Acrylic is an awesome medium for C02 lasing. This article will cover the processing of acrylic for edge-lit projects but these principles still apply to basic acrylic etching in general. Before we jump in let’s cover a few important details.
There are 2 common variations of acrylic and while they are all chemically similar, they behave very differently from one another due to the manufacturing process:
- Extruded Acrylic: This is what is commonly found in big box and local hardware stores. This is made by forcing the acrylic resin through a form. This type is usually masked in plastic and when etched produces very little contrast.
- Cast Acrylic: This type of acrylic is not commonly found locally but it is used in aquariums so a pet or aquatics store may be worth a try. It is produced by pouring the resin in a cast and subjecting it to heat and pressure. Cast is usually masked with thin craft paper but not always. Cast is great for etching and produces remarkable contrast.
You can learn more about the differences between cast and extruded HERE.
It is called edge lit because light enters one or more edges of the substrate by using ambient light or a light source such as an led array. Once the light is inside the material, it travels throughout the entire volume of the material.
The acrylic-to-air boundary surfaces create internal reflectivity that keeps much of the light inside the material ( like when you are under water and the surface looks mirrored from below) and it is diffused over a wide area. Etching the acrylic allows the light to escape at the ablated areas and causes the engraved area to glow.
When engraving you usually only want enough power to sustain a uniform beam signature and to barely ablate the substrate however variable depth engraving (3D relief) can produce some interesting and desirable effects.

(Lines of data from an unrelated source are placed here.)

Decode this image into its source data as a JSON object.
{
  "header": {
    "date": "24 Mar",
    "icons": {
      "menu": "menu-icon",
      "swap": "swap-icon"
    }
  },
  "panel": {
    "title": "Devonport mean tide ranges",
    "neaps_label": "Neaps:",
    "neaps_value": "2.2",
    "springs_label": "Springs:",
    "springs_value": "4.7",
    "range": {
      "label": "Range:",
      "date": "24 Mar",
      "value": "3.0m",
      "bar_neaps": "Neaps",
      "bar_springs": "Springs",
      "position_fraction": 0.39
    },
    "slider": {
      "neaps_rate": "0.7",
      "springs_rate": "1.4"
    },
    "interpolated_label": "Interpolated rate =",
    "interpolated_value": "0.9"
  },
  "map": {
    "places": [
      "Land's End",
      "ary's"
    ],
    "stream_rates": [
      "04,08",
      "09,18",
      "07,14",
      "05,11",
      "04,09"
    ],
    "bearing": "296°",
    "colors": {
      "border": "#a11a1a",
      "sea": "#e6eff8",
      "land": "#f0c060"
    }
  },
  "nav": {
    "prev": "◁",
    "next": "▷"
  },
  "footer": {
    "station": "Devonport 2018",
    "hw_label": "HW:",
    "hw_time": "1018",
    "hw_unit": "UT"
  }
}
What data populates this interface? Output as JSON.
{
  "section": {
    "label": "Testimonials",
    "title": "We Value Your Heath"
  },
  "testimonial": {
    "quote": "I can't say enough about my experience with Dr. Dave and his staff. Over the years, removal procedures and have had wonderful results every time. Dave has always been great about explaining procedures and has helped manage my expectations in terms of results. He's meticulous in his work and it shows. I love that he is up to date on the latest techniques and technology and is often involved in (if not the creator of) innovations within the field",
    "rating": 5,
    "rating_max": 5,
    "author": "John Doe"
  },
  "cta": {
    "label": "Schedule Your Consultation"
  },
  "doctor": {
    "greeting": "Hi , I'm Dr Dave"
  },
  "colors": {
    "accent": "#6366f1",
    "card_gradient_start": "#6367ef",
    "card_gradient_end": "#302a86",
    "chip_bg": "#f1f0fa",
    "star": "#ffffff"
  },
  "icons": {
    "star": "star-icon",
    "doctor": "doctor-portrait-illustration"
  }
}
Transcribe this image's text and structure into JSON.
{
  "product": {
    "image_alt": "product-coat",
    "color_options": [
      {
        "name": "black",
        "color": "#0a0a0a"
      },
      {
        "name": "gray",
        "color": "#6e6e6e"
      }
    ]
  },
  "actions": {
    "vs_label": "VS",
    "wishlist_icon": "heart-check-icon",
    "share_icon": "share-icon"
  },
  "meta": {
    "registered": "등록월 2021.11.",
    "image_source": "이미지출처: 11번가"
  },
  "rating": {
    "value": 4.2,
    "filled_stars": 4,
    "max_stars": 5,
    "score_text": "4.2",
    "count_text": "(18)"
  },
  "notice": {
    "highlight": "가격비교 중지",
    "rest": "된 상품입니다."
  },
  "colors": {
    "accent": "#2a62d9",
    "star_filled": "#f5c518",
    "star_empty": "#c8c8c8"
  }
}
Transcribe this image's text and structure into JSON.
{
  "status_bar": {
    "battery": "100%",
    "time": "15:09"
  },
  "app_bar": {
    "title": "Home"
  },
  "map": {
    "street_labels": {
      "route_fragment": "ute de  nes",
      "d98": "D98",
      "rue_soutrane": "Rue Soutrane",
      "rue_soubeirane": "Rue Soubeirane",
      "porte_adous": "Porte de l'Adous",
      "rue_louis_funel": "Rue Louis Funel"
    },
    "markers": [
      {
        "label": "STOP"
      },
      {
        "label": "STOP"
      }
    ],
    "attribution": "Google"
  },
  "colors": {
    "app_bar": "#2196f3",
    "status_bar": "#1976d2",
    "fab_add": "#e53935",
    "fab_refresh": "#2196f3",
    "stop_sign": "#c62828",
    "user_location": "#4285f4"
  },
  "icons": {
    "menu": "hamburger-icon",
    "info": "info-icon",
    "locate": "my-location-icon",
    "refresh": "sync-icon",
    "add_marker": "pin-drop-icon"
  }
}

When you cut acrylic there are a lot of factors at play besides your speed, power, focus, etc… Russ Sadler has some great in-depth tutorials on one of his YouTube channels HERE.